As fighting in Somalia intensifies, UN official voices concern for civilians

With fighting in Somalia is at its heaviest since the outbreak of war over a decade ago, the top United Nations humanitarian official today voiced deep concern over the dire situation in the war-torn country where civilians fleeing the capital, Mogadishu, have been harassed, threatened, raped and robbed.

The fragile ceasefire between warring sides agreed to on 1 April crumbled when the fighting resumed yesterday in Mogadishu.

“Although it seemed that there was some hope, it took only days for the truce to be broken and the suffering of the population to be on the rise again,” said Under-Secretary-General for Humanitarian Affairs John Holmes.

Last month in Mogadishu, hundreds of civilians were killed and more than 1,000 wounded were registered in the city’s two main hospitals.

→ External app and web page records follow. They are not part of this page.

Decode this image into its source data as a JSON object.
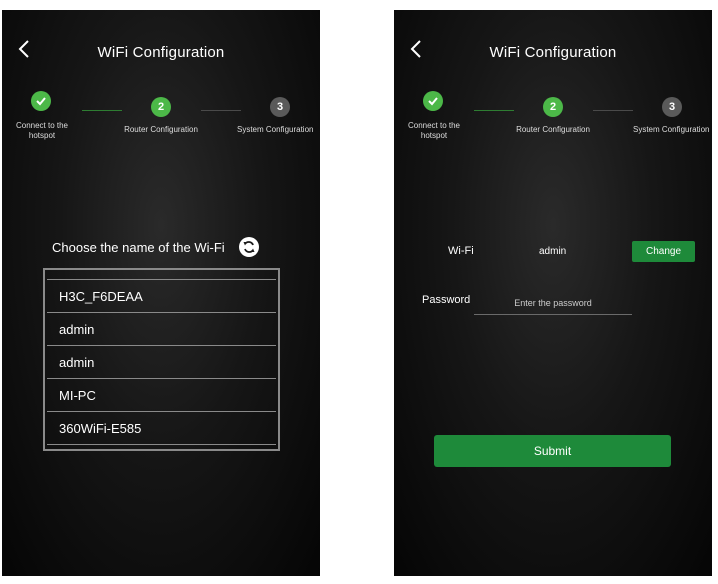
{
  "screens": {
    "left": {
      "title": "WiFi Configuration",
      "steps": [
        {
          "label_line1": "Connect to the",
          "label_line2": "hotspot",
          "state": "done"
        },
        {
          "number": "2",
          "label": "Router Configuration",
          "state": "current"
        },
        {
          "number": "3",
          "label": "System Configuration",
          "state": "pending"
        }
      ],
      "choose_label": "Choose the name of the Wi-Fi",
      "wifi_list": [
        "H3C_F6DEAA",
        "admin",
        "admin",
        "MI-PC",
        "360WiFi-E585"
      ]
    },
    "right": {
      "title": "WiFi Configuration",
      "steps": [
        {
          "label_line1": "Connect to the",
          "label_line2": "hotspot",
          "state": "done"
        },
        {
          "number": "2",
          "label": "Router Configuration",
          "state": "current"
        },
        {
          "number": "3",
          "label": "System Configuration",
          "state": "pending"
        }
      ],
      "wifi_label": "Wi-Fi",
      "wifi_value": "admin",
      "change_label": "Change",
      "password_label": "Password",
      "password_placeholder": "Enter the password",
      "submit_label": "Submit"
    }
  },
  "colors": {
    "accent_green": "#4cb848",
    "button_green": "#1e8a3a",
    "pending_gray": "#5a5a5a"
  },
  "icons": {
    "back": "chevron-left-icon",
    "step_done": "checkmark-icon",
    "refresh": "refresh-icon"
  }
}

Almost 200,000 people have fled Mogadishu because of the bloodshed since 1 February.

The UN Office for the Coordination of Humanitarian Affairs (OCHA) reported that aid workers are being thwarted in their efforts to assist internally displaced persons (IDPs) and other vulnerable groups by the deteriorating security situation, harassment, intimidation and even detention.

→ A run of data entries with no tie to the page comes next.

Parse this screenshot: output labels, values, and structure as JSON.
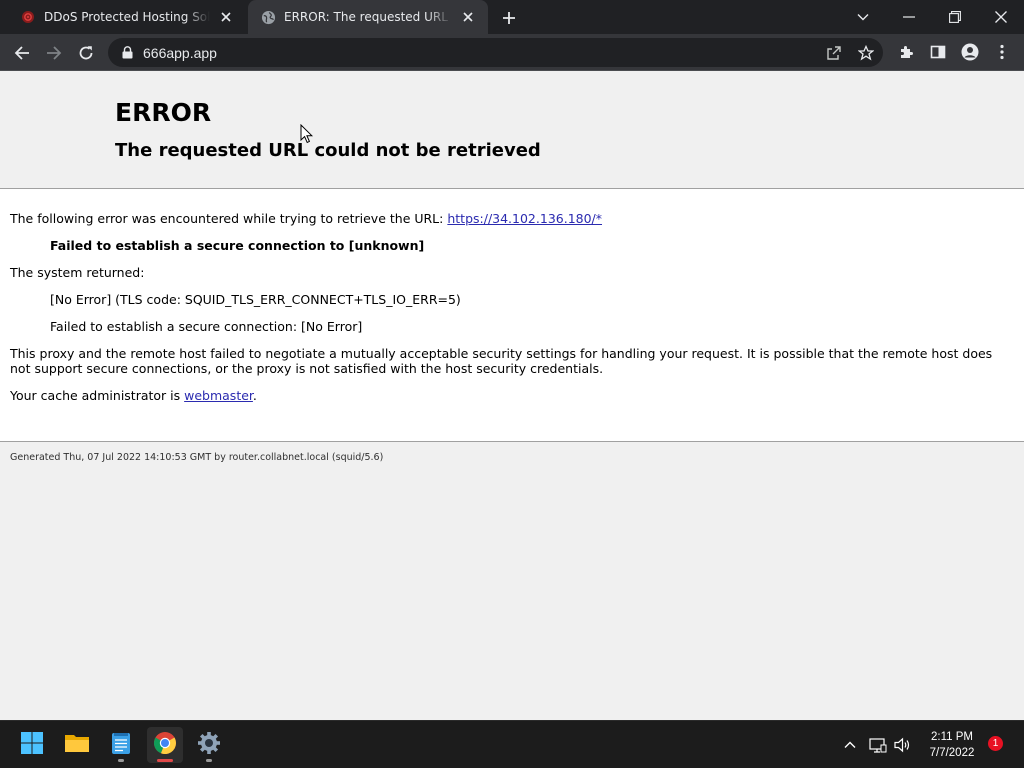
{
  "tabs": [
    {
      "title": "DDoS Protected Hosting Solutions",
      "active": false
    },
    {
      "title": "ERROR: The requested URL could not be retrieved",
      "active": true
    }
  ],
  "toolbar": {
    "url": "666app.app"
  },
  "page": {
    "heading": "ERROR",
    "subheading": "The requested URL could not be retrieved",
    "intro_text": "The following error was encountered while trying to retrieve the URL: ",
    "intro_link": "https://34.102.136.180/*",
    "error_title": "Failed to establish a secure connection to [unknown]",
    "system_returned": "The system returned:",
    "tls_code": "[No Error] (TLS code: SQUID_TLS_ERR_CONNECT+TLS_IO_ERR=5)",
    "secure_conn": "Failed to establish a secure connection: [No Error]",
    "explanation": "This proxy and the remote host failed to negotiate a mutually acceptable security settings for handling your request. It is possible that the remote host does not support secure connections, or the proxy is not satisfied with the host security credentials.",
    "admin_text": "Your cache administrator is ",
    "admin_link": "webmaster",
    "admin_end": ".",
    "footer": "Generated Thu, 07 Jul 2022 14:10:53 GMT by router.collabnet.local (squid/5.6)"
  },
  "taskbar": {
    "apps": [
      "start-icon",
      "file-explorer-icon",
      "notepad-icon",
      "chrome-icon",
      "settings-icon"
    ],
    "clock_time": "2:11 PM",
    "clock_date": "7/7/2022",
    "notification_count": "1"
  },
  "colors": {
    "tab_strip": "#202124",
    "toolbar": "#35363a",
    "page_header_bg": "#f0f0f0",
    "content_bg": "#ffffff",
    "link": "#2b2bb0",
    "taskbar": "#1c1c1c"
  }
}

Relief providers are further hampered by the difficulty in accessing aid supplies in Mogadishu because of the military’s presence and activities.

“These incidents compromise the independent and impartial nature of the humanitarian response,” said Mr. Holmes. “Indeed, they are paralyzing the response.”

Violence in the capital has increased since the Transitional Federal Government (TFG), backed by Ethiopian forces, dislodged the Union of Islamic Courts (UIC) from Mogadishu and much of the rest of the country at the end of last year. Mortar rounds and other fire have since killed many civilians in residential areas and settlements housing 250,000 internally displaced persons (IDPs).

Southern and central portions of the country have been hard hit by unprecedented droughts, flooding and three waves of intense fighting within the last year, further compounding the critical humanitarian situation in the country.

Due to flooding late last year, the east African country also faces an outbreak of acute water diarrhoea, which has affected 400 people so far.

Meanwhile, human trafficking from northern Somalia to Yemen continued in March, with tragic consequences. Since the beginning of this year, at least 200 people have died – some after being thrown overboard by smugglers – in attempting to reach Yemen. According to the UN High Commissioner for Refugees (UNHCR), more than 5,600 people have landed on the Yemeni coast but many others remain missing.